Amazon 1-Click Payment: What’s worse than typing 23 digits, your name and address onto a tiny screen, pressing “go” and then having to type it all over again because you made a keying error? Not much. Amazon 1-Click eliminates this problem securely through its patented and highly secure 1-Click Payment method.
Jamba Juice and PayPal Order Ahead: PayPal is always on the look-out for ways to eliminate commerce friction with mobile technology. Its Order Ahead service, first deployed with Jamba Juice, embeds payment into the experience of ordering your favorite drink before arriving at the store. The customer can then pick up their drink without standing in line.
PayPal and eBay: One of the most exciting recent payments industry movements is creating trust in marketplaces. PayPal with eBay is the poster child for this movement. PayPal has achieved a viral level of success by enabling commerce between two strangers who never meet face to face – a type of commerce that had been impossible previously.
Uber: This car service mobile ordering system is a more recent phenomenon, which creates trust in a different kind of marketplace by incorporating best practices like rating systems and frictionless payment. Uber users are more likely to use a car service because they don’t have to have cash and because of the system’s reliability in timely pick-ups.
Don’t expect a mobile slow-down

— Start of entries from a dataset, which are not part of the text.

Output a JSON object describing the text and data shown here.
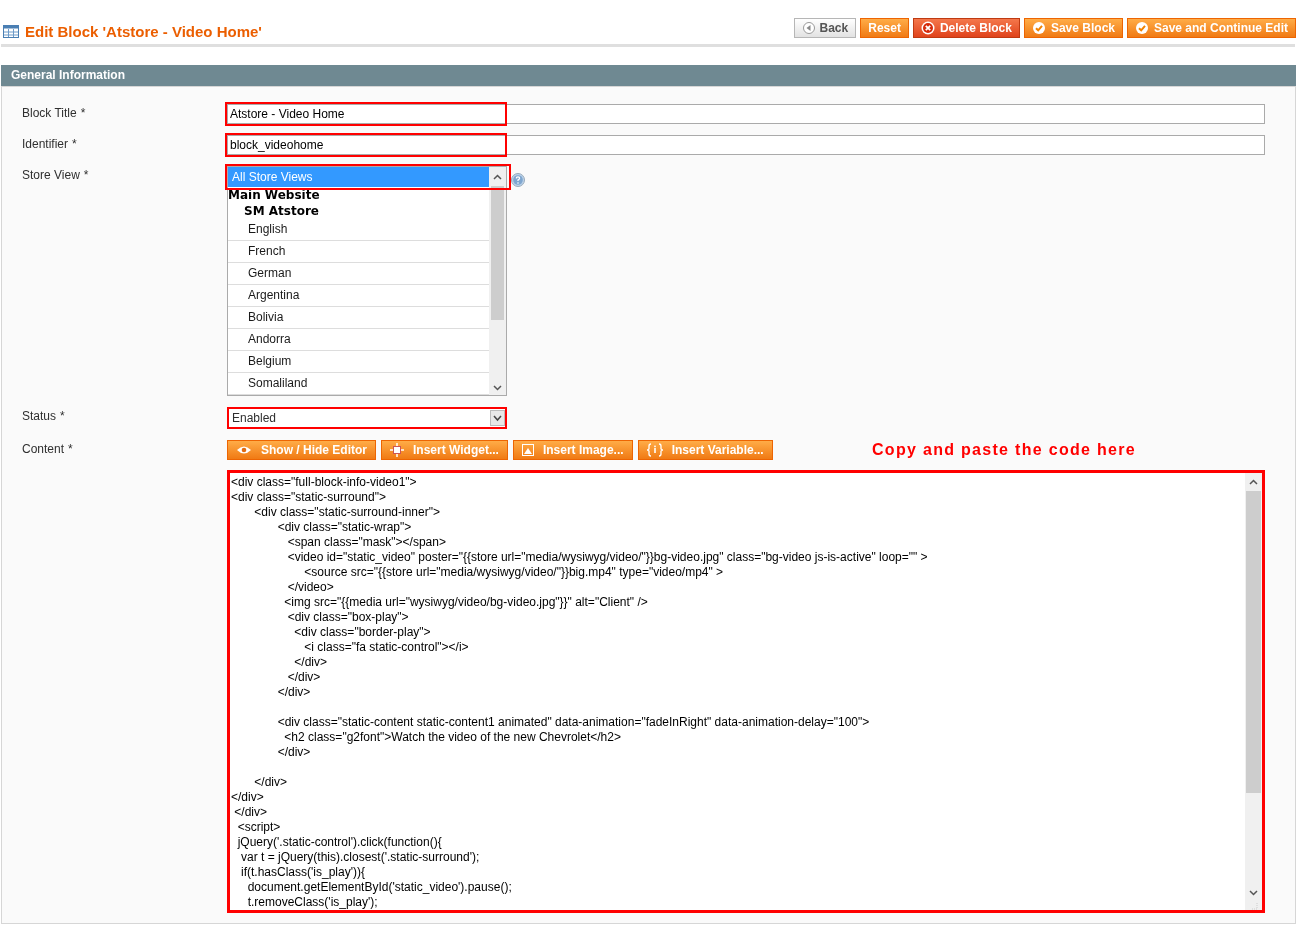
{
  "header": {
    "title": "Edit Block 'Atstore - Video Home'",
    "buttons": [
      {
        "label": "Back",
        "kind": "back"
      },
      {
        "label": "Reset",
        "kind": "reset"
      },
      {
        "label": "Delete Block",
        "kind": "delete"
      },
      {
        "label": "Save Block",
        "kind": "save"
      },
      {
        "label": "Save and Continue Edit",
        "kind": "save"
      }
    ]
  },
  "section": {
    "title": "General Information"
  },
  "fields": [
    {
      "label": "Block Title",
      "required_mark": "*",
      "kind": "text",
      "value": "Atstore - Video Home",
      "highlighted": true
    },
    {
      "label": "Identifier",
      "required_mark": "*",
      "kind": "text",
      "value": "block_videohome",
      "highlighted": true
    },
    {
      "label": "Store View",
      "required_mark": "*",
      "kind": "multiselect",
      "highlighted": true,
      "options": [
        {
          "label": "All Store Views",
          "kind": "option",
          "selected": true
        },
        {
          "label": "Main Website",
          "kind": "website",
          "children": [
            {
              "label": "SM Atstore",
              "kind": "store",
              "children": [
                {
                  "label": "English",
                  "kind": "option",
                  "selected": false
                },
                {
                  "label": "French",
                  "kind": "option",
                  "selected": false
                },
                {
                  "label": "German",
                  "kind": "option",
                  "selected": false
                },
                {
                  "label": "Argentina",
                  "kind": "option",
                  "selected": false
                },
                {
                  "label": "Bolivia",
                  "kind": "option",
                  "selected": false
                },
                {
                  "label": "Andorra",
                  "kind": "option",
                  "selected": false
                },
                {
                  "label": "Belgium",
                  "kind": "option",
                  "selected": false
                },
                {
                  "label": "Somaliland",
                  "kind": "option",
                  "selected": false
                }
              ]
            }
          ]
        }
      ]
    },
    {
      "label": "Status",
      "required_mark": "*",
      "kind": "select",
      "value": "Enabled",
      "highlighted": true
    },
    {
      "label": "Content",
      "required_mark": "*",
      "kind": "editor",
      "highlighted": true,
      "toolbar": [
        {
          "label": "Show / Hide Editor",
          "kind": "eye"
        },
        {
          "label": "Insert Widget...",
          "kind": "widget"
        },
        {
          "label": "Insert Image...",
          "kind": "image"
        },
        {
          "label": "Insert Variable...",
          "kind": "variable"
        }
      ],
      "note": "Copy and paste the code here",
      "value": "<div class=\"full-block-info-video1\">\n<div class=\"static-surround\">\n       <div class=\"static-surround-inner\">\n              <div class=\"static-wrap\">\n                 <span class=\"mask\"></span>\n                 <video id=\"static_video\" poster=\"{{store url=\"media/wysiwyg/video/\"}}bg-video.jpg\" class=\"bg-video js-is-active\" loop=\"\" >\n                      <source src=\"{{store url=\"media/wysiwyg/video/\"}}big.mp4\" type=\"video/mp4\" >\n                 </video>\n                <img src=\"{{media url=\"wysiwyg/video/bg-video.jpg\"}}\" alt=\"Client\" />\n                 <div class=\"box-play\">\n                   <div class=\"border-play\">\n                      <i class=\"fa static-control\"></i>\n                   </div>\n                 </div>\n              </div>\n\n              <div class=\"static-content static-content1 animated\" data-animation=\"fadeInRight\" data-animation-delay=\"100\">\n                <h2 class=\"g2font\">Watch the video of the new Chevrolet</h2>\n              </div>\n\n       </div>\n</div>\n </div>\n  <script>\n  jQuery('.static-control').click(function(){\n   var t = jQuery(this).closest('.static-surround');\n   if(t.hasClass('is_play')){\n     document.getElementById('static_video').pause();\n     t.removeClass('is_play');"
    }
  ]
}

There will continue to be a proliferation of new alternative payments approaches. The winners will be chosen by consumers from among the payment options that merchants offer.
A successful new payment method has to satisfy an unmet need, or offer an improved experience that has enough value to drive behavioral change. These will be the game-changers that drive innovation. Being mindful of the Three E’s will be vital to the success of any new payments innovation.
1. “Mobile Banking for the Unbanked,” Harvard Business School, June, 2011